YOUR GOAL »
Which lines below contain "true"? Pull them out.

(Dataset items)
━━━━
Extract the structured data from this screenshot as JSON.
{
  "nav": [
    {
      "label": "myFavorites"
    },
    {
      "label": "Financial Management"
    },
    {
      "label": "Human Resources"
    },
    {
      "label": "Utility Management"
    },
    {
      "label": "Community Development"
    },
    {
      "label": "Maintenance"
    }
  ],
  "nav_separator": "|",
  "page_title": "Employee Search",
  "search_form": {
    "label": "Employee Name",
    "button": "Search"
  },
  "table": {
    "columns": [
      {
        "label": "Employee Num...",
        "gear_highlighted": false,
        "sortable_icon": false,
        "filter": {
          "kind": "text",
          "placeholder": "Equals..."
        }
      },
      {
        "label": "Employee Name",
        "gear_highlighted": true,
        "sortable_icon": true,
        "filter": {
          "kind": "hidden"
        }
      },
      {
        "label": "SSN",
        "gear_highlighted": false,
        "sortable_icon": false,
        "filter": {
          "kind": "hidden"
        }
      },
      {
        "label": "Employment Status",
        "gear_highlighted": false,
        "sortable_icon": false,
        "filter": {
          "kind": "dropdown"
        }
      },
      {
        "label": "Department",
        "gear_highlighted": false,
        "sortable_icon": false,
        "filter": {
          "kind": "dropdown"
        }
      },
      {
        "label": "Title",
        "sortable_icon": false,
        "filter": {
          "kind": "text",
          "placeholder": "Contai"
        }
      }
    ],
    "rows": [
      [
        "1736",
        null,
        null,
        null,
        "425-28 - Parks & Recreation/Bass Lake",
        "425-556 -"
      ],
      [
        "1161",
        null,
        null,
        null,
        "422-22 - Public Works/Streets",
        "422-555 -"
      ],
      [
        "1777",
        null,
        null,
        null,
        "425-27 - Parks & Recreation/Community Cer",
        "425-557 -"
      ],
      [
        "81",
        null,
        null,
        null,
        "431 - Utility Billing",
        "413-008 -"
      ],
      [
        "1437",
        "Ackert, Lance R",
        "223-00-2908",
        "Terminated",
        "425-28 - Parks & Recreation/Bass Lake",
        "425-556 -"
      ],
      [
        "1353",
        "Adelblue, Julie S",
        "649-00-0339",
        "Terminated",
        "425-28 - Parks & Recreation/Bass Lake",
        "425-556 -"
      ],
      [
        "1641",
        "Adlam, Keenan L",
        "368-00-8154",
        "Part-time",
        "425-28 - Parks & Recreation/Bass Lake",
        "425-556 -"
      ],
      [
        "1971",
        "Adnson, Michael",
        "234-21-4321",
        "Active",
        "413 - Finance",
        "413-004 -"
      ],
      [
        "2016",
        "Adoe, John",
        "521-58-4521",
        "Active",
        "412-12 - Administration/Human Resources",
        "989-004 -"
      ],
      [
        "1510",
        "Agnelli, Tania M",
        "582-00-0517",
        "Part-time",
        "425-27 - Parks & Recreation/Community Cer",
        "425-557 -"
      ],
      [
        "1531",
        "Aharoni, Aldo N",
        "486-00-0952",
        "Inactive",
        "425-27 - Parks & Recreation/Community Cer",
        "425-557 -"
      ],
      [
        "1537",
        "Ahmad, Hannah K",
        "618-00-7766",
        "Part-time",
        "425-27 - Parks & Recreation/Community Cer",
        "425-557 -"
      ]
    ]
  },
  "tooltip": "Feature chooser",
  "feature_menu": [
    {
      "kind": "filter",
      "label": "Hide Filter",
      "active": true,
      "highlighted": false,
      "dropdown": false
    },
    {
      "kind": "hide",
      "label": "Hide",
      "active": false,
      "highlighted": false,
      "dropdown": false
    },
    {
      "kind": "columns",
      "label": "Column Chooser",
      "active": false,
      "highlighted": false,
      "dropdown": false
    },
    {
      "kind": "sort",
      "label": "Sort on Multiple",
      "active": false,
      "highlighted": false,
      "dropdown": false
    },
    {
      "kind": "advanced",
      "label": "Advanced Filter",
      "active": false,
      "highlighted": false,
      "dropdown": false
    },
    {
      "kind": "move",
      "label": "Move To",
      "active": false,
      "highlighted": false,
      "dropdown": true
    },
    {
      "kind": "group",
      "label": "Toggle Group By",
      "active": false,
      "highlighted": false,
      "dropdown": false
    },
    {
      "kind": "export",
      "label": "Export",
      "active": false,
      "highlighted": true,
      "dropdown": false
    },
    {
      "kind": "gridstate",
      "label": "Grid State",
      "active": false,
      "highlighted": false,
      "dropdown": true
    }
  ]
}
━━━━
REPLY »
        "gear_highlighted": true,
        "sortable_icon": true,
      "active": true,
      "dropdown": true
      "highlighted": true,
      "dropdown": true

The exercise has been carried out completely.